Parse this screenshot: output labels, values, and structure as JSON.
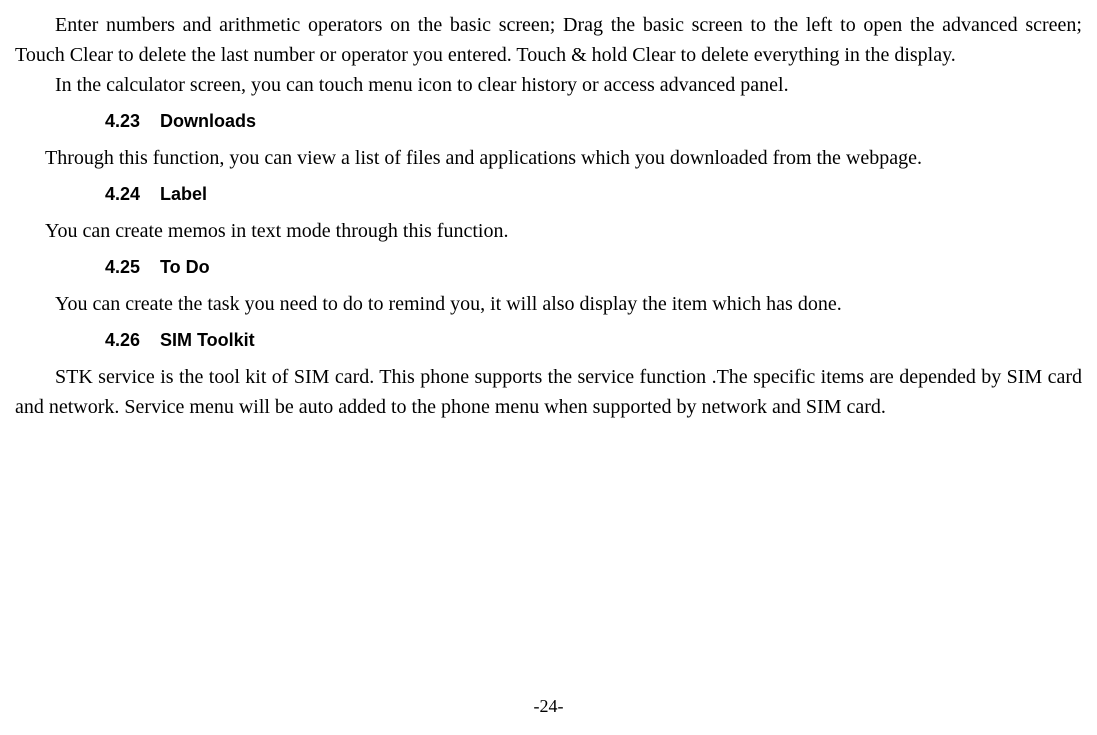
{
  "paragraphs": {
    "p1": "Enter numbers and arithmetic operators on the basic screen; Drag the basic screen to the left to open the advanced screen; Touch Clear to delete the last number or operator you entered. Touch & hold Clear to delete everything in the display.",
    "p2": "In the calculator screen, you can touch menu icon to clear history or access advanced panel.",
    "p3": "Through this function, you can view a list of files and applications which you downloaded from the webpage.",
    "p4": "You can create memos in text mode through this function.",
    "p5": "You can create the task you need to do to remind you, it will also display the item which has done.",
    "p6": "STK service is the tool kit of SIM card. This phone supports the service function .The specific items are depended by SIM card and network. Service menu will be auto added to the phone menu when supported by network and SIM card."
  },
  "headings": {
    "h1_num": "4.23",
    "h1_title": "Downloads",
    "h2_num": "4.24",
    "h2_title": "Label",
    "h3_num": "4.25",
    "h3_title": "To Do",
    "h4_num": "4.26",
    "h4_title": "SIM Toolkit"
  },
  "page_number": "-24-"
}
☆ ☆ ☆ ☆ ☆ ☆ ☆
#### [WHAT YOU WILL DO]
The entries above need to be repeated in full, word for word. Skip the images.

#### [EXERCISE OUTPUT]
Parse this screenshot: output labels, values, and structure as JSON.
{
  "paragraphs": {
    "p1": "Enter numbers and arithmetic operators on the basic screen; Drag the basic screen to the left to open the advanced screen; Touch Clear to delete the last number or operator you entered. Touch & hold Clear to delete everything in the display.",
    "p2": "In the calculator screen, you can touch menu icon to clear history or access advanced panel.",
    "p3": "Through this function, you can view a list of files and applications which you downloaded from the webpage.",
    "p4": "You can create memos in text mode through this function.",
    "p5": "You can create the task you need to do to remind you, it will also display the item which has done.",
    "p6": "STK service is the tool kit of SIM card. This phone supports the service function .The specific items are depended by SIM card and network. Service menu will be auto added to the phone menu when supported by network and SIM card."
  },
  "headings": {
    "h1_num": "4.23",
    "h1_title": "Downloads",
    "h2_num": "4.24",
    "h2_title": "Label",
    "h3_num": "4.25",
    "h3_title": "To Do",
    "h4_num": "4.26",
    "h4_title": "SIM Toolkit"
  },
  "page_number": "-24-"
}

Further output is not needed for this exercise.